__DATA__:
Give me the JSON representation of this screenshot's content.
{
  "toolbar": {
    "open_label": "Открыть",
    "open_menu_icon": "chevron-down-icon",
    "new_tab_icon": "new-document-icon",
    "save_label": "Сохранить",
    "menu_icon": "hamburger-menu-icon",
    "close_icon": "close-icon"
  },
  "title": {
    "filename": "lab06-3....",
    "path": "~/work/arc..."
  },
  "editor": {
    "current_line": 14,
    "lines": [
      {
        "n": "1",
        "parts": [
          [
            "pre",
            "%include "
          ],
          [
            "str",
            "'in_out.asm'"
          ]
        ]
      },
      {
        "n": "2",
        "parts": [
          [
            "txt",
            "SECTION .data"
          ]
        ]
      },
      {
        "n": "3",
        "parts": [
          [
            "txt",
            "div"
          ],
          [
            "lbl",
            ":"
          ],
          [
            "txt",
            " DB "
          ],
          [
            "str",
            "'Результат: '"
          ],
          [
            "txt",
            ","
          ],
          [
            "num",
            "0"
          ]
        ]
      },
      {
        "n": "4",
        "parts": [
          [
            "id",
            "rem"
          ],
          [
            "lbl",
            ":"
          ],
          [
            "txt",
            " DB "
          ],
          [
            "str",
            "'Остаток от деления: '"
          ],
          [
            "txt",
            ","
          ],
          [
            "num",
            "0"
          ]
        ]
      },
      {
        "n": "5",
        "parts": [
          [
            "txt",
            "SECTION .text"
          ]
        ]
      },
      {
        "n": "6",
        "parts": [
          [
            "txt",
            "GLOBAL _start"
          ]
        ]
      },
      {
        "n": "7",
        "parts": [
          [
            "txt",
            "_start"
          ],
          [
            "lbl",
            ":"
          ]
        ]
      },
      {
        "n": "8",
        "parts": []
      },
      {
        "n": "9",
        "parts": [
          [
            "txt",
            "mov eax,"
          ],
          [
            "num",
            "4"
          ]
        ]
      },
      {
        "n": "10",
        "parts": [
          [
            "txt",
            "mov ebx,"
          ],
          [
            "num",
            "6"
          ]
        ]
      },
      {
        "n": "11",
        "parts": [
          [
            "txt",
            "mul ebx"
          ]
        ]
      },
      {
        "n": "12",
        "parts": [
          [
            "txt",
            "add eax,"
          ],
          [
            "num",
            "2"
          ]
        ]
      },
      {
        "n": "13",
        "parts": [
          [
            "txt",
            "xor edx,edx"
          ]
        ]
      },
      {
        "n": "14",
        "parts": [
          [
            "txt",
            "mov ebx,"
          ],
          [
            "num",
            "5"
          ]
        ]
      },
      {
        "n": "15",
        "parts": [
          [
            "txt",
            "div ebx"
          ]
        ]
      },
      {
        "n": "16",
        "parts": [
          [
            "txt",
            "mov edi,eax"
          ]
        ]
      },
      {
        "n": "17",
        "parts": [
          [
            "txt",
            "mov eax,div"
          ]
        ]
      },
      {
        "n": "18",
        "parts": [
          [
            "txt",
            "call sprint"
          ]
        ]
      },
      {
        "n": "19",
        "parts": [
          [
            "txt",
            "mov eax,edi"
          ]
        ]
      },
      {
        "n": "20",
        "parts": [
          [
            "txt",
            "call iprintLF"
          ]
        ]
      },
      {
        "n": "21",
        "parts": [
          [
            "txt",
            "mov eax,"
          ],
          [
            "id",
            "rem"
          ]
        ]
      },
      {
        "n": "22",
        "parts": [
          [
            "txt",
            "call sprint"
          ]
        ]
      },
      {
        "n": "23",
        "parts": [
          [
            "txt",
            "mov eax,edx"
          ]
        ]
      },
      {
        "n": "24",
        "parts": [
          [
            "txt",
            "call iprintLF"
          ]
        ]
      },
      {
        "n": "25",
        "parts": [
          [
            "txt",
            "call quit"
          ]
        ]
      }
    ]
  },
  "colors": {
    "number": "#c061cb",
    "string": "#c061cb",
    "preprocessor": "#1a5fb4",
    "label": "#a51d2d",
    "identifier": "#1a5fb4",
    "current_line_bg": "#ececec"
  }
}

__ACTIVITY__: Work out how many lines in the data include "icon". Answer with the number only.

__RESPONSE BELOW__: 4